It actually started from my wise eccentric grandmother who told me a long time ago, “Look at a man’s feet. If they are soft and namby-pamby, he is not to be relied on. He’d be off at the first sight of trouble.”
No truer words have ever been spoken, Granny.
It is so fundamental to yoga philosophy, too: you have to be firmly grounded to begin the practice. Life has not even begun if your standing leg is shaking. Do not proceed until you establish a strong base. Focus on your feet, spread your toes, engage your core, grow tall.
But here’s the piece: I notice students slouching in class, not because they are lazy, but because they have no core strength. Core strength is something that has to be cultivated because your journey cultivating it gives you the internal strength, fortitude and resilience that you need it life. You need to stick to a tough practice to get a strong core. In my forthcoming parenting book, I wrote that children need strong roots, not just tall branches because I have seen too many high flyers with no backbone and no moral fibre. Whatever their paper successes are, I would be ashamed to call them my children.
A recent University College London study involving 1,500 subjects found that small changes to a woman’s stance can have a big effect on how she is perceived, even when what she wears and says stay the same. People tend to take those who stand with feet wide apart and who used their hands to illustrate points were more widely believed, though they were saying the same thing and dressed in the same way as subjects in the control group.
The research, led by Professor Amy Cody showed that showed that standing in a powerful pose for just two minutes can re-set the body’s chemistry.
In the quest to produce wonder kids, many parents are missing this: growing inner strength in a child. Academic success and external achievements should be matched by a strong body, mind, heart, spirit and character, which is expressed in a person’s body language. Yes, your body language is your business card in both your professional and private lives.

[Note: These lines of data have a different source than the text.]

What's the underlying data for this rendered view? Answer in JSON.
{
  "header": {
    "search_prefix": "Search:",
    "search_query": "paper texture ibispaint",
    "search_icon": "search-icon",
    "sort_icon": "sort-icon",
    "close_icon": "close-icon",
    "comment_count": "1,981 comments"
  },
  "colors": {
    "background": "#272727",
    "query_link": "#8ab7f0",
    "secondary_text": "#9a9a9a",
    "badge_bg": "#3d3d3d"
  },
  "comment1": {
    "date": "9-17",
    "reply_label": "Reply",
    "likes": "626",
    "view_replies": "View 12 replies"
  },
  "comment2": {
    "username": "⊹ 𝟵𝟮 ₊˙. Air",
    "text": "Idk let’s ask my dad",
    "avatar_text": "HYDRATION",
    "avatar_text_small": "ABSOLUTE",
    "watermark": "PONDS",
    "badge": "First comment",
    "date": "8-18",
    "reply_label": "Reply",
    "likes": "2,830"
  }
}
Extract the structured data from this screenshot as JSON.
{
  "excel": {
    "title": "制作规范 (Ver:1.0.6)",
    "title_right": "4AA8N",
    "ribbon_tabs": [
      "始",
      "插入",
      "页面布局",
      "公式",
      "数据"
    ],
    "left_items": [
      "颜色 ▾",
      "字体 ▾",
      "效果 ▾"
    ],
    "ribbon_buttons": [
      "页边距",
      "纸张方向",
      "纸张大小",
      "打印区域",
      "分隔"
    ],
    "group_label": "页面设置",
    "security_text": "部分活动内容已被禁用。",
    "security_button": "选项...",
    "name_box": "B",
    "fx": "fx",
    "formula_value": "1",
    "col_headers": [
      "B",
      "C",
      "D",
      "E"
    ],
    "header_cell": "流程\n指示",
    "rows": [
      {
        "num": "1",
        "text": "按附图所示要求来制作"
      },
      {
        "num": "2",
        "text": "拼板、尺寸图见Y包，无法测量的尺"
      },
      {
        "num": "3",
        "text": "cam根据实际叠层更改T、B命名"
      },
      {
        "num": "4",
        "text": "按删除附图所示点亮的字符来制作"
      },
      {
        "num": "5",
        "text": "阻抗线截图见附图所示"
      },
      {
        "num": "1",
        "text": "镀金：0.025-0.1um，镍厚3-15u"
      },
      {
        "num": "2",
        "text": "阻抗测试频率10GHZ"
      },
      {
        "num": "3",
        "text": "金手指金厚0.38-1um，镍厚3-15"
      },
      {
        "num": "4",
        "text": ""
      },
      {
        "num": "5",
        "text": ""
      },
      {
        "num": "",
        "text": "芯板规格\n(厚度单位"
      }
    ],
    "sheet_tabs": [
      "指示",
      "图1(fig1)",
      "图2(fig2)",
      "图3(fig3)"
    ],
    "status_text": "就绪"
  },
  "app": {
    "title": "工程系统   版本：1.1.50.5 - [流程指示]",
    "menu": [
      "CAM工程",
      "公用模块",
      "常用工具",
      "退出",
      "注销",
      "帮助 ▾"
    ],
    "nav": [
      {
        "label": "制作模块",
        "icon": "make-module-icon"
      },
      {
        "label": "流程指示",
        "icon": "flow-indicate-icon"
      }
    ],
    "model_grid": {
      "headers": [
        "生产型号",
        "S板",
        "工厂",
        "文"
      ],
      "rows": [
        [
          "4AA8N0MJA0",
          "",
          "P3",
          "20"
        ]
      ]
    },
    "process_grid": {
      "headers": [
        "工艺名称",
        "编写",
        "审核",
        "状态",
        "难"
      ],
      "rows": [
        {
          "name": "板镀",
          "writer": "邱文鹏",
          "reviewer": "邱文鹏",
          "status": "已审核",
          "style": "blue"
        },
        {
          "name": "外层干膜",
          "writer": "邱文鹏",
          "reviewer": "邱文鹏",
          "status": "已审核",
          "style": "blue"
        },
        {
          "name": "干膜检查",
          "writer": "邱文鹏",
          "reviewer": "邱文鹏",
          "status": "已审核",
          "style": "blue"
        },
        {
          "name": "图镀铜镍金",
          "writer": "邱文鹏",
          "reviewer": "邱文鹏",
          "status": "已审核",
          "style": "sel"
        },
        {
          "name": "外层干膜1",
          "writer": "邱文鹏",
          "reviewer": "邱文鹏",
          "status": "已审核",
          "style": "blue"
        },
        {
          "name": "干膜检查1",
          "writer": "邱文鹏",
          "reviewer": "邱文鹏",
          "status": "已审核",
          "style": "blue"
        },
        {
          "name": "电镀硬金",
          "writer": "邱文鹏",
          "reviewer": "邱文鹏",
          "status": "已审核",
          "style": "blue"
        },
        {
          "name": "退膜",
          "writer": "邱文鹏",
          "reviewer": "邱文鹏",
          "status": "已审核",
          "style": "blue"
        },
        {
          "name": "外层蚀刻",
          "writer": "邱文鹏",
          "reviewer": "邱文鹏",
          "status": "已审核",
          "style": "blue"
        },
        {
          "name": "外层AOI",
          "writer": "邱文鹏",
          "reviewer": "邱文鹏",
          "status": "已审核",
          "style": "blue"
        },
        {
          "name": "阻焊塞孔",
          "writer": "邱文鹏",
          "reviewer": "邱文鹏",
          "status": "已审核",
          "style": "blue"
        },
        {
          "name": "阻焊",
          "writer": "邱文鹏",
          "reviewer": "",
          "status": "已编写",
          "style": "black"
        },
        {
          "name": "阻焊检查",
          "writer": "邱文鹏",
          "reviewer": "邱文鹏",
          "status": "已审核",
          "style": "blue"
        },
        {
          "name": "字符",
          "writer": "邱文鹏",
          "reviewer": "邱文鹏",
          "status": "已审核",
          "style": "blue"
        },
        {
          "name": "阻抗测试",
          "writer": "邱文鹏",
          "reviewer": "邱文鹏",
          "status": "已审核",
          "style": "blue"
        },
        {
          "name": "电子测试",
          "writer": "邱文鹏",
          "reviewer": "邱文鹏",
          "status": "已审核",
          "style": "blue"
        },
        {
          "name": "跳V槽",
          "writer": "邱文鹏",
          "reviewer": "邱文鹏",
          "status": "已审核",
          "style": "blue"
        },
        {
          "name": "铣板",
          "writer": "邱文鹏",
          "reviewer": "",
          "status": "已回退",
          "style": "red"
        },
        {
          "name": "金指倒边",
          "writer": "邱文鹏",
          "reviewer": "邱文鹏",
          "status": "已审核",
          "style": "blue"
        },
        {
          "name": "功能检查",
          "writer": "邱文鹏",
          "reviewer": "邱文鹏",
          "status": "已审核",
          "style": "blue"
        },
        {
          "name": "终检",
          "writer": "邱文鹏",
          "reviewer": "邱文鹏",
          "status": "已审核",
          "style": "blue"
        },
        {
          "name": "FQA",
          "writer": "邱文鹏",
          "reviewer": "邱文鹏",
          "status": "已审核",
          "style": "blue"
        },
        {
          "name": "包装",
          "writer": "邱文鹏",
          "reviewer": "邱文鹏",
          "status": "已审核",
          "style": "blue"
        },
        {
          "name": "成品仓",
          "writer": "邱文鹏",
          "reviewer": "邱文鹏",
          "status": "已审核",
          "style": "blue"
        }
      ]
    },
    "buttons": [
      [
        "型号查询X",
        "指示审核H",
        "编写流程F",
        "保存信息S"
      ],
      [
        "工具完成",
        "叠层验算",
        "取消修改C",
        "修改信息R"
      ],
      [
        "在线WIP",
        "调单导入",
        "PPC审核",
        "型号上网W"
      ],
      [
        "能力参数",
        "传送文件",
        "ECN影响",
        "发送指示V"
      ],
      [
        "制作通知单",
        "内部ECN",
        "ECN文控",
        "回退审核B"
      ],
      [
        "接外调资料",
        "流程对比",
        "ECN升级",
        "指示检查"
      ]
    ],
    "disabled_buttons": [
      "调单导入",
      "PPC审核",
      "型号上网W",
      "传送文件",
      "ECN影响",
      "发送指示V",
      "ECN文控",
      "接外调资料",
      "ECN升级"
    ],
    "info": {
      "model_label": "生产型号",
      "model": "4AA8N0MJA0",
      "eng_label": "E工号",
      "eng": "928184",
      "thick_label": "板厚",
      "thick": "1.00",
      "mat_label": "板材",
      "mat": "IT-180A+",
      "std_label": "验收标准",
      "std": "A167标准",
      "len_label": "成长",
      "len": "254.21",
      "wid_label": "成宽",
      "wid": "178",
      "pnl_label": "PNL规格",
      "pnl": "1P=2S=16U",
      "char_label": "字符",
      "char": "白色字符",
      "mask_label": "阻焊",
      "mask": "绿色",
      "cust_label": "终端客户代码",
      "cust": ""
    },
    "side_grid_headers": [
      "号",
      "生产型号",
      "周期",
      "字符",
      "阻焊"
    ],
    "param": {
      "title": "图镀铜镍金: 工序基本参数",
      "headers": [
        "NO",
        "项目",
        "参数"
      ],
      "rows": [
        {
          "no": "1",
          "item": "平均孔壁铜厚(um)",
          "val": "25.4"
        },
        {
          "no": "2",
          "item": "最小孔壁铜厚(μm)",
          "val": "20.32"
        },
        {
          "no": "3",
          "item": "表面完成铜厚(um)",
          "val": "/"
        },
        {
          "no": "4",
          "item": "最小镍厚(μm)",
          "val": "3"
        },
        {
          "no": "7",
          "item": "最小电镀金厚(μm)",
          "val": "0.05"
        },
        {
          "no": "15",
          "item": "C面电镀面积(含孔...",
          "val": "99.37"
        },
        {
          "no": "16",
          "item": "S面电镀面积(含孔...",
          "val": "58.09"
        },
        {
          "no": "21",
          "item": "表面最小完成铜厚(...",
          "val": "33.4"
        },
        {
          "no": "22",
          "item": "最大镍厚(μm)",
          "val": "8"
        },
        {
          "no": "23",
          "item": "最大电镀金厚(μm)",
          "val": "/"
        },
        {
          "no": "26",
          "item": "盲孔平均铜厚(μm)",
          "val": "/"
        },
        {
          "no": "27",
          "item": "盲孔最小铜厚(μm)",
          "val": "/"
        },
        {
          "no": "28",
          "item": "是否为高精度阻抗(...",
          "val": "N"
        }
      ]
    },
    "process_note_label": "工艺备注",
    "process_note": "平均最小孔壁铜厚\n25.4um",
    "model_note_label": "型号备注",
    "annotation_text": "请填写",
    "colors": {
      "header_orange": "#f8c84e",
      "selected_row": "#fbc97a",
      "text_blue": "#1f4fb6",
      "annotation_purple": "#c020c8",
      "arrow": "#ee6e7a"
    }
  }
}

Here’s a two minute a day yoga practice for adults and children: close your eyes. Stand with your feet apart, put your hands on your hips and mentally push your hips down, rooting the lower half of your body. Breathe deeply. Feel the life in your breath. Lengthen your spine, open up your chest, lift your heart upwards. Breathe. Grow strong in this pose.
My sixteen year old daughter and her teammate unconsciously standing in this ‘winner’ pose – team sports are good for children!